Following the birth of the “giant” RMS Olympic, Captain Smith was the obvious choice for commander. From May 1911 until March 1912 he would command the biggest ship the world had ever seen up until then.
All the commands which Captain Smith had undertaken had run smoothly. There had never been an incident until 20 th September 1911 . The RMS Olympic, under his command, collided with the HMS Hawke. The subsequent enquiry into the accident blamed the Olympic because of her massive size generated a great suction that pulled the HMS Hawke into her size. Financially it was a disaster for the White Star line. The hull and propeller were severely damaged so Titanic's propellers were used as replacements. The completion of the Titanic was therefore delayed at a great cost to the White Star Line.
Damage to the RMS Olympic
Following repairs, the RMS Olympic returned to sea but in February 1912, she lost a propeller blade and once again returned to her builder for emergency repairs. To get her back to service immediately, Harland & Wolff yet again had to pull resources from Titanic, delaying her maiden voyage from 20 March to 10 April.
The incidents had tarnished Captain Smith's record of achievement. He had stated on the 16 th May 1907 that
“I [have] never seen a wreck and have never wrecked, nor was I ever in any predicament that threatened to end in disaster of any sort”
All that had changed. Perhaps he spoke too soon. Not only did the RMS Olympic collide with the HMS Hawke but five years later many lives would be lost with the Titanic (although Captain Smith was not entirely to blame).
From 1 st April 1912, Captain Smith took command of the Titanic and over saw her trials. He took with him Chief Officer Henry T Wilde from the Olympic which caused a stir amongst other Titanic Officers. Hopefuls like Murdoch and Lightoller had to be demoted to first and second officers. Second Officer Blair left the Titanic's company altogether (but with hindsight he was probably pleased).
Captain Smith always had a routine. Each morning at 10 am he would meet with department heads and take their reports. By 10.30 he would be ready, complete in full uniform to tour the ship from the 1 st class dining room to the engine rooms.

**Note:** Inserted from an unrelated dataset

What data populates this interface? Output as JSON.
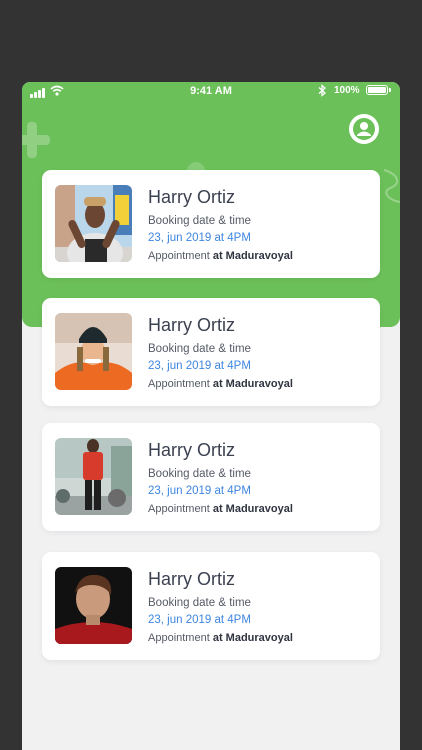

At 11.40 pm on 14 th April 1912 the Titanic struck an iceberg. Captain Smith was off duty at the time and in his cabin asleep. He awoke to the sound of engines stopping. First Officer Murdoch was on watch on the bridge. Captain Smith joined Murdoch and was given the report. He consulted Thomas Andrews who carried out a site investigation and calculated the life expectancy of the doomed liner. Captain Smith ordered the wireless operators to send the CQD signal of distress and ordered the rockets to be fired.
How Captain Smith met his end is highly debatable. Some accounts (the most credible) witnessed Smith returning to the bridge moments before the bridge went under then sea and went down with his ship. Other accounts say he was thrown from the ship and seen rescuing a child and then returning to the ship. Unfavourable accounts tell Captain Smith taking his own life with a gun.
There are many memorials dedicated to Captain Smith. At Litchfield, there is a larger than life bronze statue of him which was unveiled by his daughter Helen Melville Smith on the 29th July 1914. It was unveiled at the western end of the Museum Gardens in Beacon Park. The inscription reads:
EDWARD JOHN SMITH R.D. R.N.R.
BORN JANUARY 27 1850 DIED APRIL 15 1912
BEQUEATHING TO HIS COUNTRYMEN
THE MEMORY & EXAMPLE OF A GREAT HEART
A BRAVE LIFE AND A HEROIC DEATH